Carbon dioxide emissions are on the rise again now that economy has recovered, while a study at the University of Exeter claims this year’s figures are reaching record levels. Apparently there has been a decrease in 2008 and 2009, however it is believed only because of the economic downturn.

We should get used to this: there just can’t be a problem-freeĀ  world. Life can only exist on a solid yet vulnerable balance.

via Wired

 

Photo by Pixomar

Researchers at MIT are experimenting with new lighting systems that puts control back into the users’ hands and halves the electricity bill. Everything will be controlled from a business card-sized tablet, from which you will be able to adjust which bulbs you want on or the intensity of the light.

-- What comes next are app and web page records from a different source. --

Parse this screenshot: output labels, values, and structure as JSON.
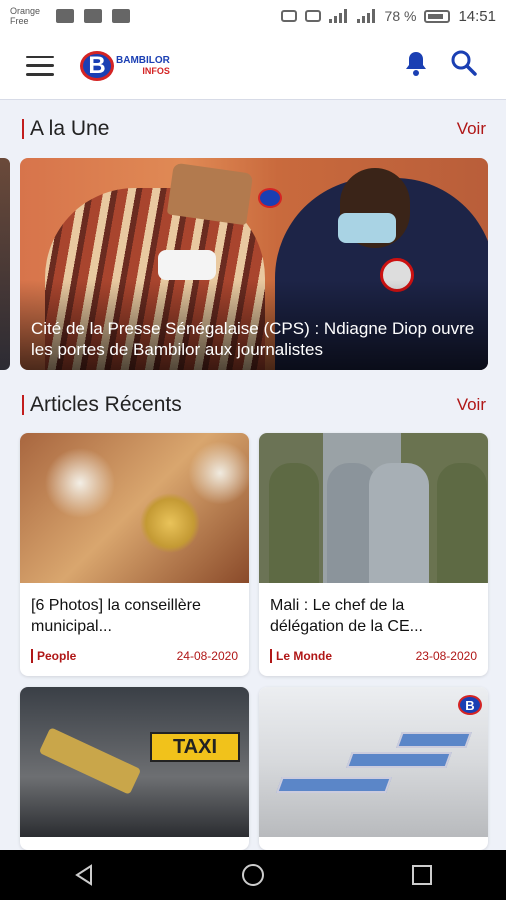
{
  "status_bar": {
    "carrier_line1": "Orange",
    "carrier_line2": "Free",
    "battery": "78 %",
    "time": "14:51"
  },
  "header": {
    "logo_line1": "BAMBILOR",
    "logo_line2": "INFOS",
    "logo_letter": "B"
  },
  "sections": {
    "une": {
      "title": "A la Une",
      "see_all": "Voir"
    },
    "recent": {
      "title": "Articles Récents",
      "see_all": "Voir"
    }
  },
  "featured": {
    "caption": "Cité de la Presse Sénégalaise (CPS) : Ndiagne Diop ouvre les portes de Bambilor aux journalistes"
  },
  "articles": [
    {
      "title": "[6 Photos] la conseillère municipal...",
      "category": "People",
      "date": "24-08-2020"
    },
    {
      "title": "Mali : Le chef de la délégation de la CE...",
      "category": "Le Monde",
      "date": "23-08-2020"
    },
    {
      "taxi_sign": "TAXI"
    },
    {
      "watermark": "B"
    }
  ],
  "colors": {
    "accent": "#b01717",
    "brand_blue": "#1a3fb3",
    "brand_red": "#d42424"
  }
}
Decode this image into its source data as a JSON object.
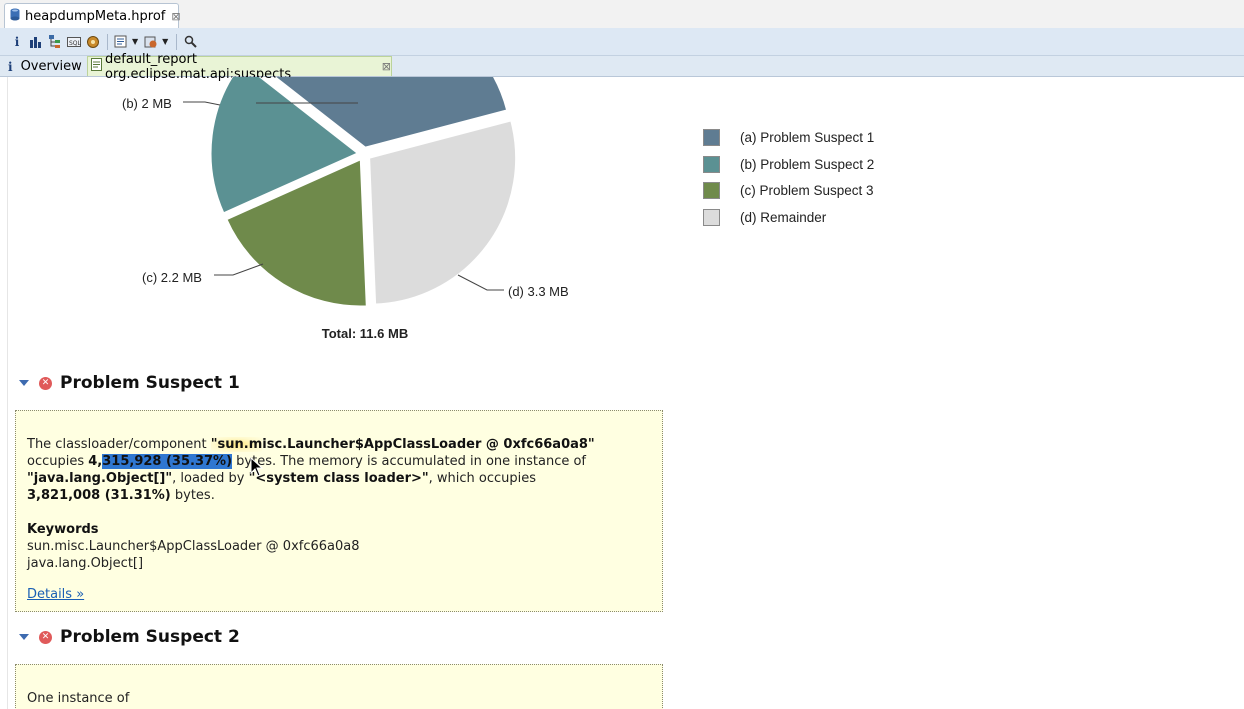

This new application will mostly be useful in office spaces where so much electricity is being wasted because lights are often left on when not needed or because of commodity reasons. It also comes in handy in other public spaces, such as schools where it has been discovered that pupils’ learning outcomes are directly affected by the type of light that illuminates their classrooms.

 

via MIT